I agree that it's easier to repeatedly add 5 than to repeatedly multiply by 1.25 -- not by much, if you're any good at mental arithmetic, but it is easier.
However, I disagree that "one magnitude equals five levels, except when you start from less then five in which case one magnitude equals one level until you get to five, and you can't go past 50 at all" is any easier a concept than "one magnitude equals a 25% increase; no exceptions, but you'll find the increase gets very steep once the level gets high".
No worries. I didn't read any antagonism into your posting ... but I've been wondering how to get your head into a position from which you can see from a different perspective and at least understand the point I'm making, if not actually agree with me. (I thought "severed, on top of a pike", but that seemed rather harsh, and unlikely to help anyone ).
No, the rule is not "complicated" in an absolute sense, it just irritates because it could be simpler. I don't think the rule itself is "confusing", it's just that I found its statement in the book -- when I eventually did find it -- to be poorly worded. Maybe I'm lazy, but I don't expect having fun to be so much work.
Yes indeed, Erik. I whole heartedly agree.
All I suggested was a mathematically "smoother" mechanic for those who were asking for it. Personally, I like doing little arithmatic problems, but a lot of folks don't and would much rather wing it than calculate it.
I think this system (the RAW) strikes a very good middle ground, keeps it very simple (count by one until you hit level five and then count by fives thereafter), allows for little spells for almost every magus but keeps the big juju for the devout specialist. Great stuff.
The in-game rationale is up to each of us to come up with (assuming we have to at all), but the one that makes the most sense to me is that there indeed are points in the natural world where there is a "break point." Things below that point are very easy, things above it are suddenly and substantially more complex but still possible. The elastic limits in metals would translate well into a fictional mideval magical setting.
For those that like to wing it, I suppose this works, and has, for a long time. Me? As a relatively new player (5th ed., only),this smells too much of other fantasy RPG systems with weaker magic systems. Could I play in this environment and enjoy myself? Sure. And I have. But I much prefer the portability and consitency that the current 5th ed. RAW.
Just remember: count by ones until level 5, count by fives thereafter. Simple and easily done on the fly even by the less arithmetically inclined.
Wow, and I thought I was a bit picky over some of the rules. 1-5, increases are 1 at a a time. Over 5 increases are 5 at a time. Ritual if over 50. If I were to try to HR anything, THAT wouldn't be it. I really doubt there's a simple way to improve it, and i'm not convinced it needs to be improved.
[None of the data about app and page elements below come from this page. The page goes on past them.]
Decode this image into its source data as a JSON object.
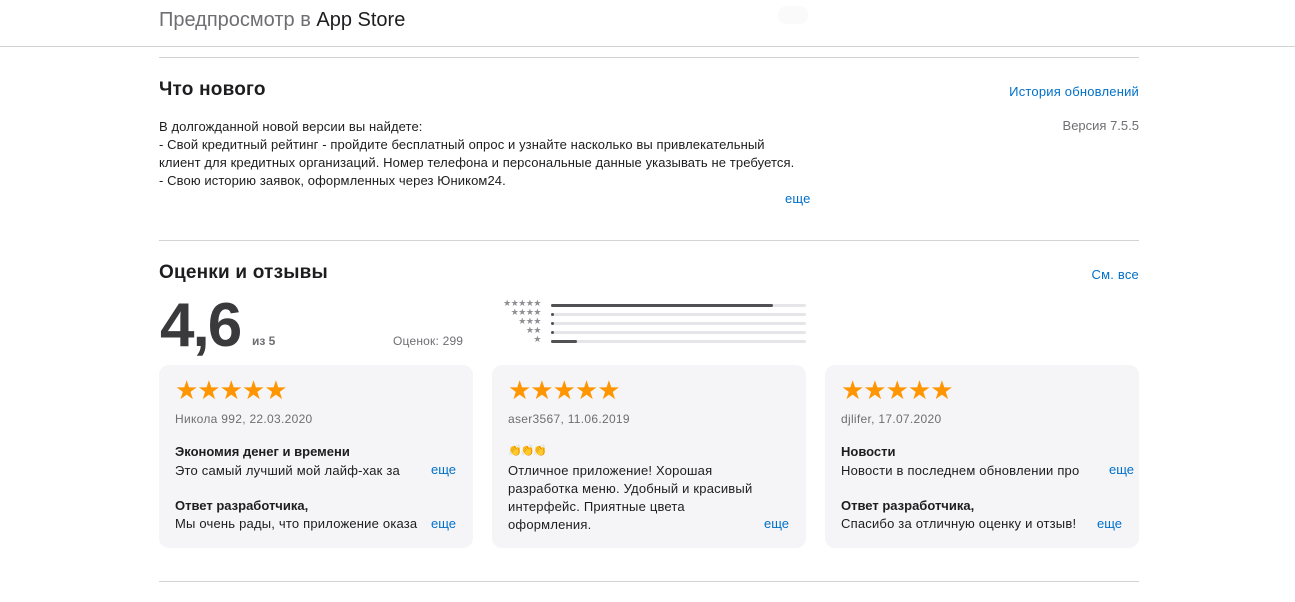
{
  "header": {
    "prefix": "Предпросмотр в",
    "app_store": "App Store"
  },
  "whats_new": {
    "title": "Что нового",
    "history_link": "История обновлений",
    "version": "Версия 7.5.5",
    "text": "В долгожданной новой версии вы найдете:\n- Свой кредитный рейтинг - пройдите бесплатный опрос и узнайте насколько вы привлекательный клиент для кредитных организаций. Номер телефона и персональные данные указывать не требуется.\n- Свою историю заявок, оформленных через Юником24.",
    "more": "еще"
  },
  "ratings": {
    "title": "Оценки и отзывы",
    "see_all": "См. все",
    "average": "4,6",
    "out_of": "из 5",
    "count": "Оценок: 299",
    "histogram": [
      {
        "stars": "★★★★★",
        "fraction": 0.87
      },
      {
        "stars": "★★★★",
        "fraction": 0.01
      },
      {
        "stars": "★★★",
        "fraction": 0.01
      },
      {
        "stars": "★★",
        "fraction": 0.01
      },
      {
        "stars": "★",
        "fraction": 0.1
      }
    ]
  },
  "reviews": [
    {
      "stars": "★★★★★",
      "meta": "Никола 992, 22.03.2020",
      "title": "Экономия денег и времени",
      "body": "Это самый лучший мой лайф-хак за",
      "more": "еще",
      "dev_title": "Ответ разработчика,",
      "dev_body": "Мы очень рады, что приложение оказа",
      "dev_more": "еще"
    },
    {
      "stars": "★★★★★",
      "meta": "aser3567, 11.06.2019",
      "title": "👏👏👏",
      "body": "Отличное приложение! Хорошая\nразработка меню. Удобный и красивый\nинтерфейс. Приятные цвета оформления.\nПриложение работает без сбоев. Оче",
      "more": "еще",
      "dev_title": "",
      "dev_body": "",
      "dev_more": ""
    },
    {
      "stars": "★★★★★",
      "meta": "djlifer, 17.07.2020",
      "title": "Новости",
      "body": "Новости в последнем обновлении про",
      "more": "еще",
      "dev_title": "Ответ разработчика,",
      "dev_body": "Спасибо за отличную оценку и отзыв!",
      "dev_more": "еще"
    }
  ]
}
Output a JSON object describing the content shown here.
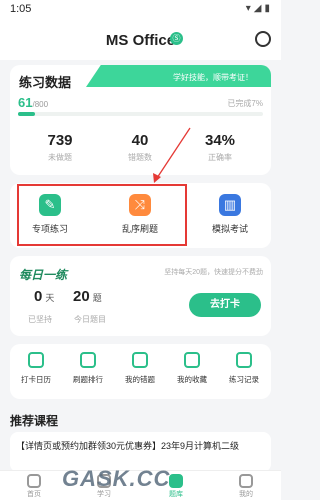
{
  "status_bar": {
    "time": "1:05",
    "icons": "▾◢▮"
  },
  "header": {
    "title": "MS Office",
    "badge": "Ⓢ"
  },
  "practice": {
    "title": "练习数据",
    "slogan": "学好技能，顺带考证！",
    "progress_current": "61",
    "progress_total": "/800",
    "done_text": "已完成7%",
    "progress_fraction": 0.07,
    "stats": [
      {
        "value": "739",
        "label": "未做题"
      },
      {
        "value": "40",
        "label": "错题数"
      },
      {
        "value": "34%",
        "label": "正确率"
      }
    ]
  },
  "modes": [
    {
      "label": "专项练习",
      "icon": "pencil-note-icon",
      "color": "#2bbf8a"
    },
    {
      "label": "乱序刷题",
      "icon": "shuffle-icon",
      "color": "#ff8a3d"
    },
    {
      "label": "模拟考试",
      "icon": "books-icon",
      "color": "#3a78e0"
    }
  ],
  "daily": {
    "title": "每日一练",
    "note": "坚持每天20题，快速提分不费劲",
    "days_value": "0",
    "days_unit": "天",
    "days_label": "已坚持",
    "today_value": "20",
    "today_unit": "题",
    "today_label": "今日题目",
    "button": "去打卡"
  },
  "tools": [
    {
      "label": "打卡日历",
      "icon": "calendar-icon"
    },
    {
      "label": "刷题排行",
      "icon": "trophy-icon"
    },
    {
      "label": "我的错题",
      "icon": "wrong-book-icon"
    },
    {
      "label": "我的收藏",
      "icon": "star-icon"
    },
    {
      "label": "练习记录",
      "icon": "record-icon"
    }
  ],
  "recommend": {
    "title": "推荐课程",
    "course_text": "【详情页或预约加群领30元优惠券】23年9月计算机二级"
  },
  "tabbar": [
    {
      "label": "首页"
    },
    {
      "label": "学习"
    },
    {
      "label": "题库"
    },
    {
      "label": "我的"
    }
  ],
  "watermark": "GASK.CC"
}
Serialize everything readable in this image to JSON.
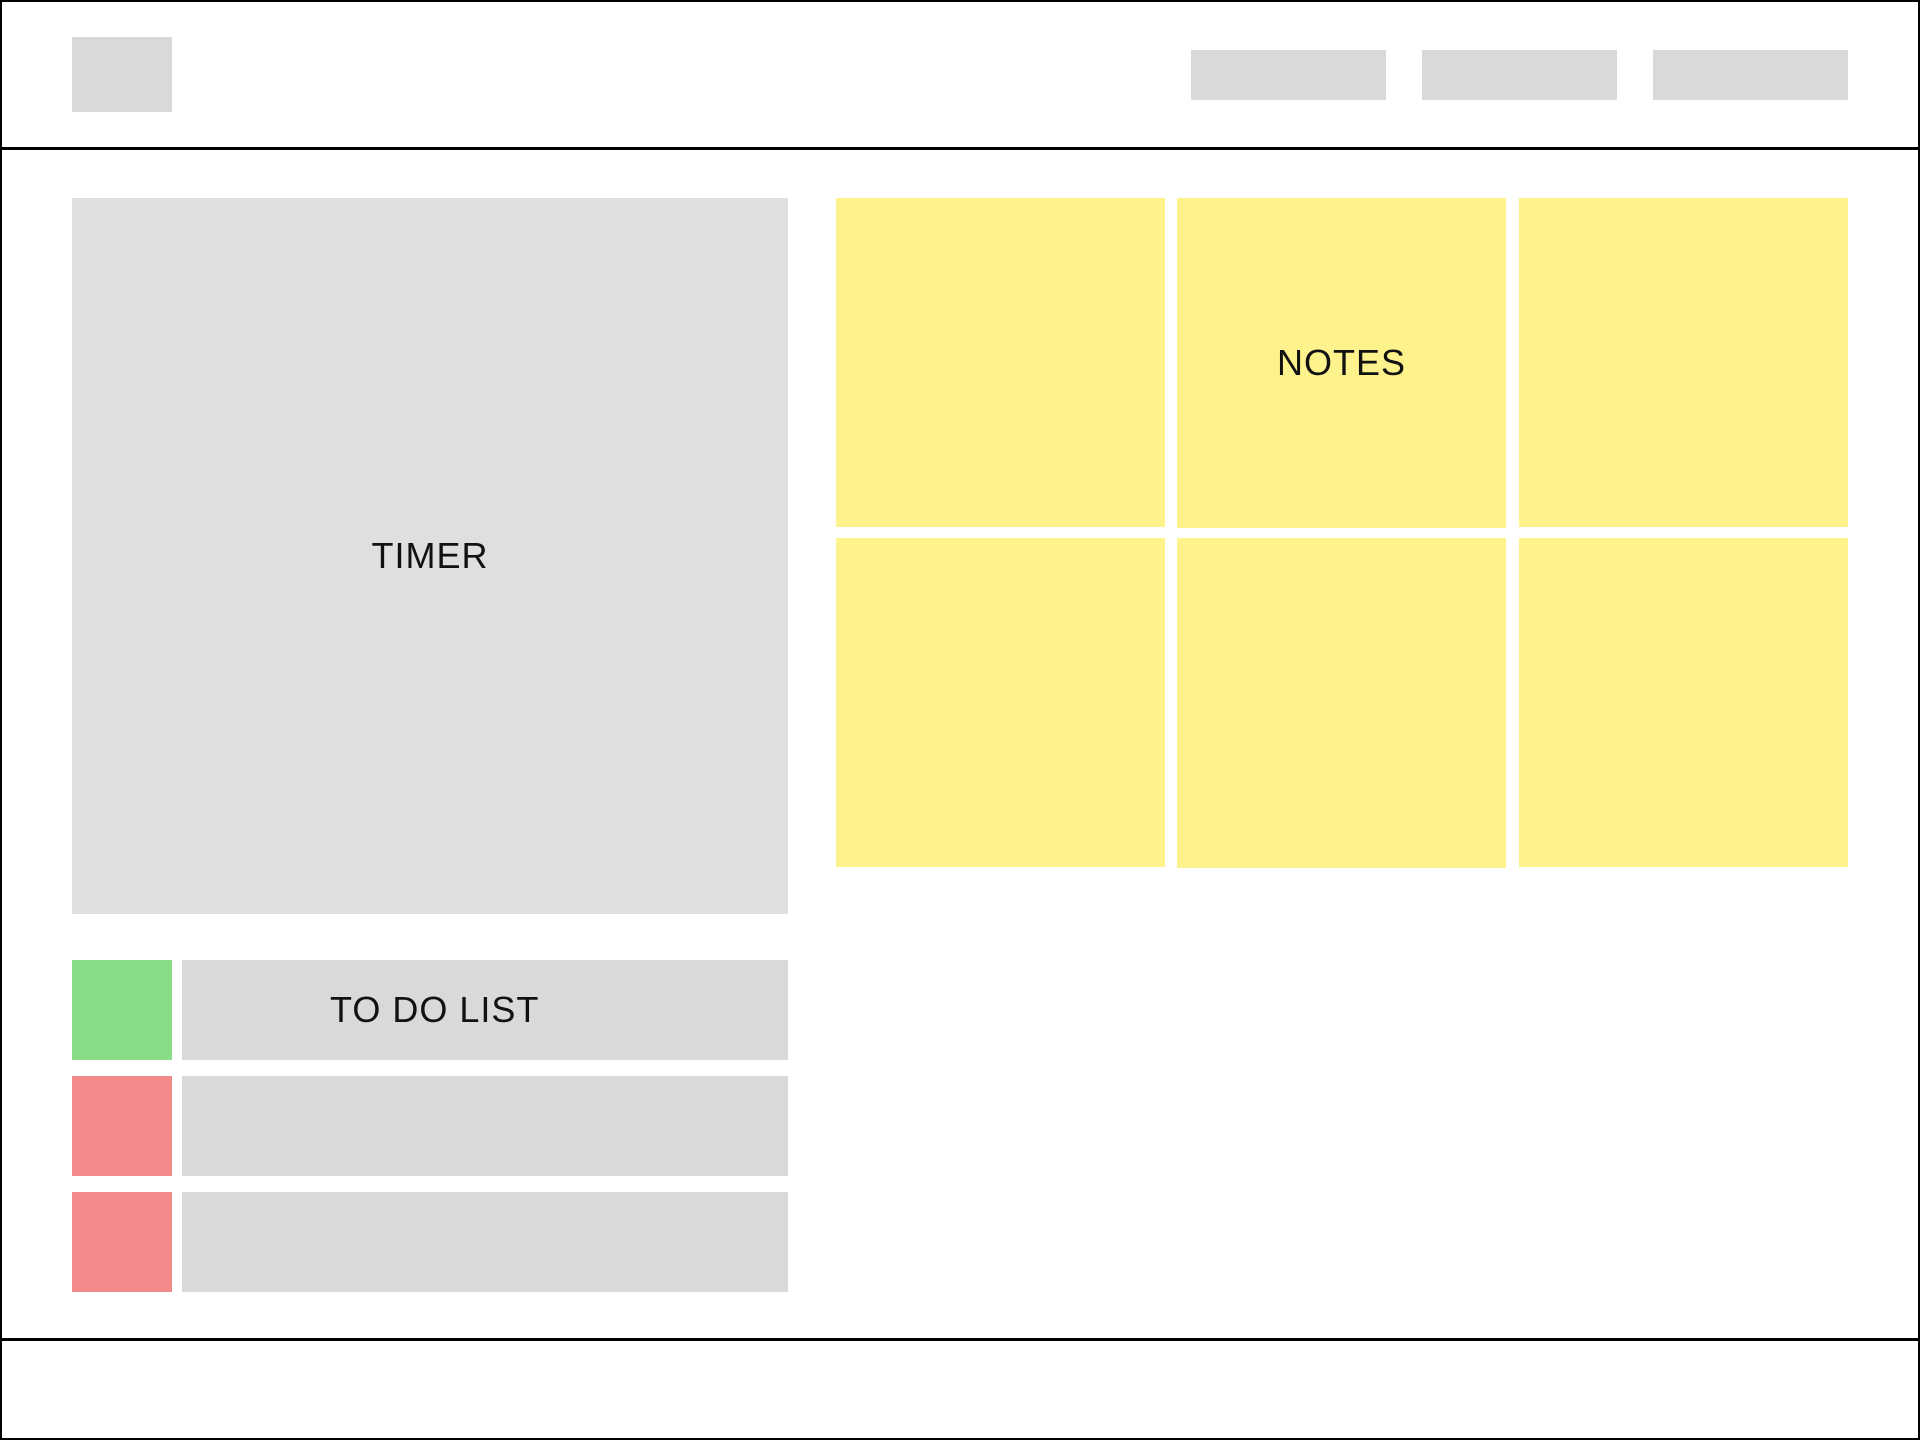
{
  "timer": {
    "label": "TIMER"
  },
  "notes": {
    "label": "NOTES",
    "count": 6,
    "color": "#fef28d"
  },
  "todo": {
    "label": "TO DO LIST",
    "items": [
      {
        "status": "done",
        "color": "#88dd88"
      },
      {
        "status": "pending",
        "color": "#f58a8a"
      },
      {
        "status": "pending",
        "color": "#f58a8a"
      }
    ]
  },
  "colors": {
    "placeholder": "#d9d9d9",
    "timer_bg": "#dfdfdf",
    "border": "#000000"
  }
}
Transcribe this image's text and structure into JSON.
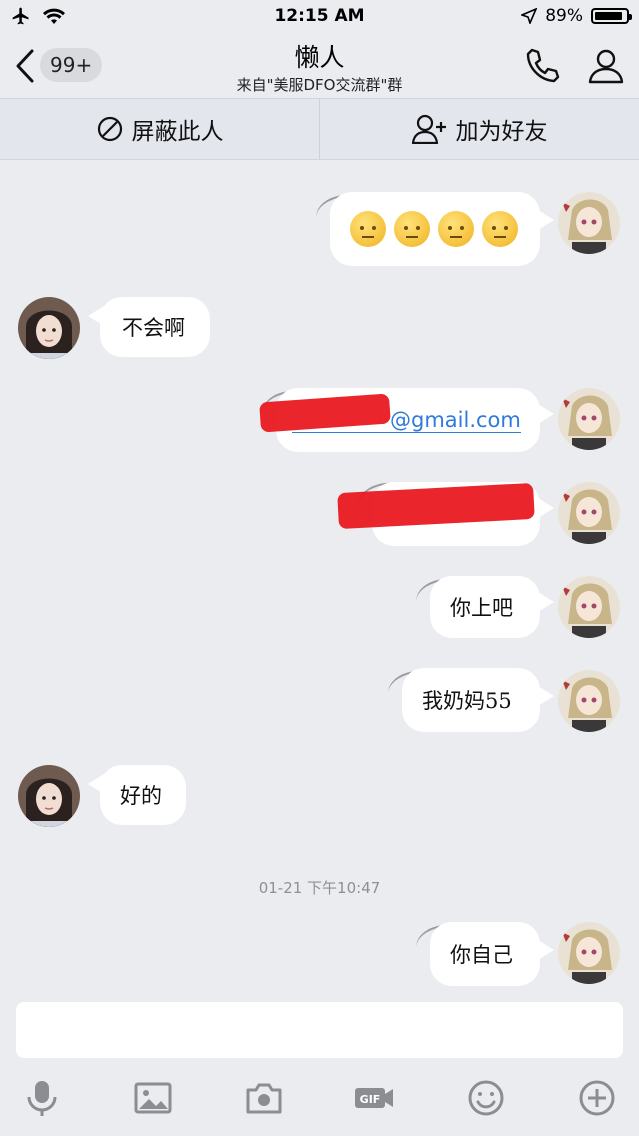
{
  "status": {
    "time": "12:15 AM",
    "battery": "89%",
    "battery_level": 0.89
  },
  "nav": {
    "back_badge": "99+",
    "title": "懒人",
    "subtitle": "来自\"美服DFO交流群\"群"
  },
  "actions": {
    "block_label": "屏蔽此人",
    "add_friend_label": "加为好友"
  },
  "messages": [
    {
      "side": "right",
      "type": "emoji",
      "emoji": [
        "slightly-smiling-face",
        "slightly-smiling-face",
        "slightly-smiling-face",
        "slightly-smiling-face"
      ]
    },
    {
      "side": "left",
      "text": "不会啊"
    },
    {
      "side": "right",
      "text": "@gmail.com",
      "redacted": true
    },
    {
      "side": "right",
      "text": "",
      "redacted": true
    },
    {
      "side": "right",
      "text": "你上吧"
    },
    {
      "side": "right",
      "text": "我奶妈55"
    },
    {
      "side": "left",
      "text": "好的"
    },
    {
      "side": "right",
      "text": "你自己"
    }
  ],
  "timestamp": "01-21 下午10:47",
  "toolbar": [
    "mic-icon",
    "image-icon",
    "camera-icon",
    "gif-icon",
    "emoji-icon",
    "plus-icon"
  ]
}
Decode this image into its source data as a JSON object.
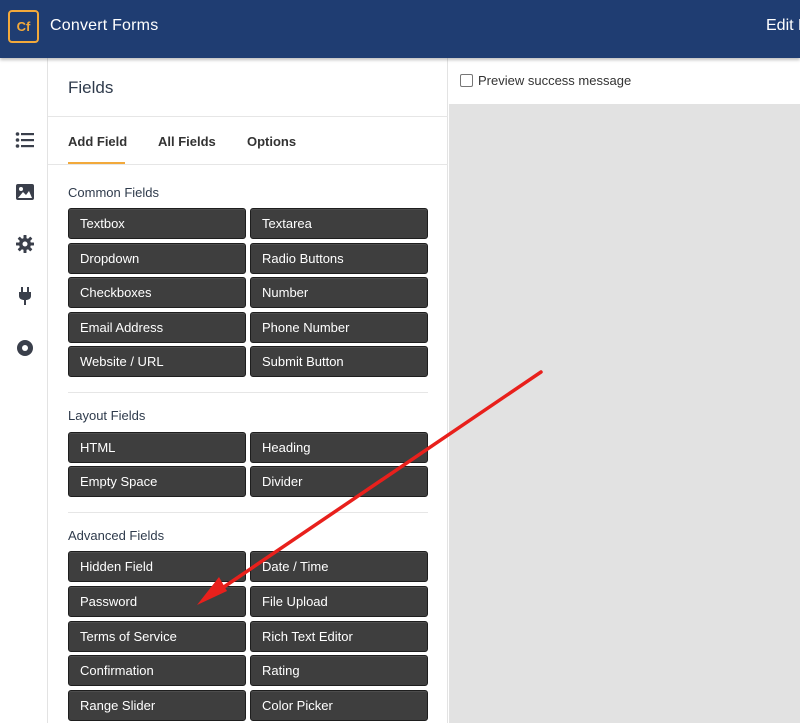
{
  "header": {
    "logo_text": "Cf",
    "app_name": "Convert Forms",
    "edit_label": "Edit F",
    "bg_color": "#1f3d72",
    "accent_color": "#f2a93b"
  },
  "sidebar_icons": [
    "list-icon",
    "image-icon",
    "gear-icon",
    "plug-icon",
    "circle-target-icon"
  ],
  "panel": {
    "title": "Fields",
    "tabs": [
      {
        "label": "Add Field",
        "active": true
      },
      {
        "label": "All Fields",
        "active": false
      },
      {
        "label": "Options",
        "active": false
      }
    ],
    "sections": [
      {
        "title": "Common Fields",
        "fields": [
          "Textbox",
          "Textarea",
          "Dropdown",
          "Radio Buttons",
          "Checkboxes",
          "Number",
          "Email Address",
          "Phone Number",
          "Website / URL",
          "Submit Button"
        ]
      },
      {
        "title": "Layout Fields",
        "fields": [
          "HTML",
          "Heading",
          "Empty Space",
          "Divider"
        ]
      },
      {
        "title": "Advanced Fields",
        "fields": [
          "Hidden Field",
          "Date / Time",
          "Password",
          "File Upload",
          "Terms of Service",
          "Rich Text Editor",
          "Confirmation",
          "Rating",
          "Range Slider",
          "Color Picker"
        ]
      }
    ]
  },
  "preview": {
    "checkbox_label": "Preview success message",
    "checked": false
  },
  "annotation": {
    "arrow_color": "#e8201c",
    "points_to": "Password"
  }
}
In any case, I suspect 1-5 is what see's most use in play, it's the easiest to spontaneous. 6+ is more likely to be a formulaic spell that the mage is inventing over a season, and the SG has more time to think it over.